    One MNB reader wrote:

    Kevin, I don't understand the  vehement criticism of Target for deciding not to carry the Beyonce CD. 

    I think they were looking more at the long-term value of the Target brand than they were for this month's short-term sales. 

    Part of a retailer's brand is its selection, so why should it carry everything that others are also carrying? Where is the brand distinction in that strategy? When you chase everyone, you're more susceptible to price competition. For example, Costco and Trader Joe are both very successful with their limited selections, they're certainly not chasing everyone.

    It's so much more difficult for any brand to choose which customers NOT to pursue than it is to choose their intended audience. There's so much fear associated with that decision, especially with too much emphasis assigned to short-term results and the stock price instead of long-term brand equity.  

    Yes, I understand your readers who say "if you don't have it, then I'll just go to your competitor." But that's ok, as it's better to not chase everyone in the long-term.

    From another reader:

    Several years ago the food and drug retailer that I worked for refused to stock Eveready Batteries because Eveready had an exclusive agreement to sell bonus packs to Costco/Price Club and would not sell the same bonus packs to the traditional retailer.  That retailer is still very much alive and doing reasonably well.  A business can make marketing decisions based on principal and continue to grow.  Target needs to make their decisions on what they believe is the best options to serve their customers and maintain their competitive position if that is demanding equal treatment from vendors in all channels then that is what they should do.

    I pointed out that I'm aware of times when retailers such as Stew Leonard's and Costco have not sold Coke or pepsi products, and explained via signage that they were not able to get what they thought was an appropriate price … and that in my mind, this gave the retailers credibility as being advocates for the customer, not sales vehicles for the manufacturer.

    But MNB reader Ken Wagar disagreed:

    Kevin, I understand your comments above and went through the cola wars years ago and watched various retailers throw out Coke or Pepsi. I can even agree that some of them were doing the “right” thing in terms of trying to get a better deal for their customers. The problem is that we who have been in this business for years and understand these situations are far from “average consumers” and we need to be careful when thinking that the majority of consumers will understand these situations like we do.

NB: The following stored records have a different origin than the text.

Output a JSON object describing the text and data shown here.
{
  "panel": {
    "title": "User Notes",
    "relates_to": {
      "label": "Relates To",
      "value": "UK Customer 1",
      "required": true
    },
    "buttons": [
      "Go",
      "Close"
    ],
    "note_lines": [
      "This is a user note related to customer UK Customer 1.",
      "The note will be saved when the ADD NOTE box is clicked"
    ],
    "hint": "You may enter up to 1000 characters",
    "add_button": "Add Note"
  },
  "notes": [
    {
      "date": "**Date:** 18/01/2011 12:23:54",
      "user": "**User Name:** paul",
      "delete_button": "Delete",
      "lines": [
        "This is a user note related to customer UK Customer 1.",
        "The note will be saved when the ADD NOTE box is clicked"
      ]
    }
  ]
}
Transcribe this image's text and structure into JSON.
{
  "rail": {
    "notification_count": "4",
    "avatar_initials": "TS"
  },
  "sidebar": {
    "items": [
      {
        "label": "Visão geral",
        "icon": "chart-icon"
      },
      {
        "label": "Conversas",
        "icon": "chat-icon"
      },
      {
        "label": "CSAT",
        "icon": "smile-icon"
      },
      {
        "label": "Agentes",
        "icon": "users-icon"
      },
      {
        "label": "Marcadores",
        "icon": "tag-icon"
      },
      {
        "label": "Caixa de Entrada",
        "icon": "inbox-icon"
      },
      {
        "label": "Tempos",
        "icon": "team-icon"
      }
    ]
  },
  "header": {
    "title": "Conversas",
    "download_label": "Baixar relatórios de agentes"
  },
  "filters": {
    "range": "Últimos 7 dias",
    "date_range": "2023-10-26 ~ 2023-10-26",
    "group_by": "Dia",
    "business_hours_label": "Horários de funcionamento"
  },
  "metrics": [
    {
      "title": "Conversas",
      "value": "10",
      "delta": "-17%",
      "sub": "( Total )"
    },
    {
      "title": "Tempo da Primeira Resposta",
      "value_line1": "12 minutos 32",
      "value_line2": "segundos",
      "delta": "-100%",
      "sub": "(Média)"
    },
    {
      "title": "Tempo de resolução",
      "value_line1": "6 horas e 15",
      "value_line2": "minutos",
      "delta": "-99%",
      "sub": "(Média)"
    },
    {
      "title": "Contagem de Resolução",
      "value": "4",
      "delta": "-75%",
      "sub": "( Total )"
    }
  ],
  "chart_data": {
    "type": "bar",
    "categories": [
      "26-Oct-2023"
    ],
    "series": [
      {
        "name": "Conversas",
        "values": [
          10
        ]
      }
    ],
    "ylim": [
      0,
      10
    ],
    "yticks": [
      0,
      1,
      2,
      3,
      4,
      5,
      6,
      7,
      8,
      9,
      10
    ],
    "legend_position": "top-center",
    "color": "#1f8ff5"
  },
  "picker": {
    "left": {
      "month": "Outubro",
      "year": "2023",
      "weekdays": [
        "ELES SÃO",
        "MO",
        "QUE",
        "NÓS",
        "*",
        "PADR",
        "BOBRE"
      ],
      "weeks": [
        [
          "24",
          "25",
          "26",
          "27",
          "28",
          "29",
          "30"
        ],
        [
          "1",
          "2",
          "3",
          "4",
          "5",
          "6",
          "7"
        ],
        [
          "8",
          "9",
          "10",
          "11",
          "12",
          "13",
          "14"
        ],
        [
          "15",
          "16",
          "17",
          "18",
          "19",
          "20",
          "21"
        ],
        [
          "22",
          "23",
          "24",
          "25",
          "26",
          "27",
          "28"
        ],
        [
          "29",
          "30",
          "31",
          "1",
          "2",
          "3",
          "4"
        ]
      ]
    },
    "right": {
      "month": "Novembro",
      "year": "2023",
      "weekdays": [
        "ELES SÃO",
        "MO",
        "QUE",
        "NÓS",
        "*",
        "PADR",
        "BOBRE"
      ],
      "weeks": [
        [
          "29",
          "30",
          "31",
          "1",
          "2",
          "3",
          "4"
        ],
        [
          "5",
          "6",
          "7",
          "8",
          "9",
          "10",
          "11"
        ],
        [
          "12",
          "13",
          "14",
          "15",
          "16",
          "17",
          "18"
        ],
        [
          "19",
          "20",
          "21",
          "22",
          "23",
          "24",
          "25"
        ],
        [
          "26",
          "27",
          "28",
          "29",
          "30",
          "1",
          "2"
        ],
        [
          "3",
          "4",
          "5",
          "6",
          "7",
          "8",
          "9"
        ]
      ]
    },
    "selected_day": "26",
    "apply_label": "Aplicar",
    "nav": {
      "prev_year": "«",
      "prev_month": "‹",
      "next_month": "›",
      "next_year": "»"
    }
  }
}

    My opinion at the time was that in spite of understanding what they were doing and why, it was still foolish to penalize their shoppers by not carrying such heavily demanded items.

    Another MNB reader chimed in:

    I think Costco had a spate with Apple awhile back…..

    Seems both are doing well without each other, hmmmmm.

    What play do you want to make strategically?

    Sometimes you have to fire a shot across the bow to get the others attention.

    Good for Target, might not make a difference in this case, but others may notice.

    Again, I'll go back to this morning's Eye-Opener … because I think this is exactly what Whole Foods is doing with Chobani yogurt.

    I wrote a piece criticizing Toys R Us the other day, prompting one MNB reader to write:

    Kevin, does it strike you that Toys-R-US is another Blockbuster……or Post Office?  Ironically, they are unlike Babies-R-US, whom I believe is losing their relevance at a slower pace…


    And, I mentioned yesterday that a New York Times piece praising Best Buy's recent moves might actually get me to go there, but one MNB reader attempted to dissuade me:

    You may think about going into Best Buy because of the article. Going in you will discover that the sales staff is more interested in socializing with one another, the staff has marginal knowledge and the product selection is poor. Go in and look for a 3.5 mm double male connector (like you need to hook up your iPod to your car radios input) and all they have is 30-35.00 overpriced cables. You can buy what you need for 5.00 at Amazon and have quite a few to choose from.
    KC's View: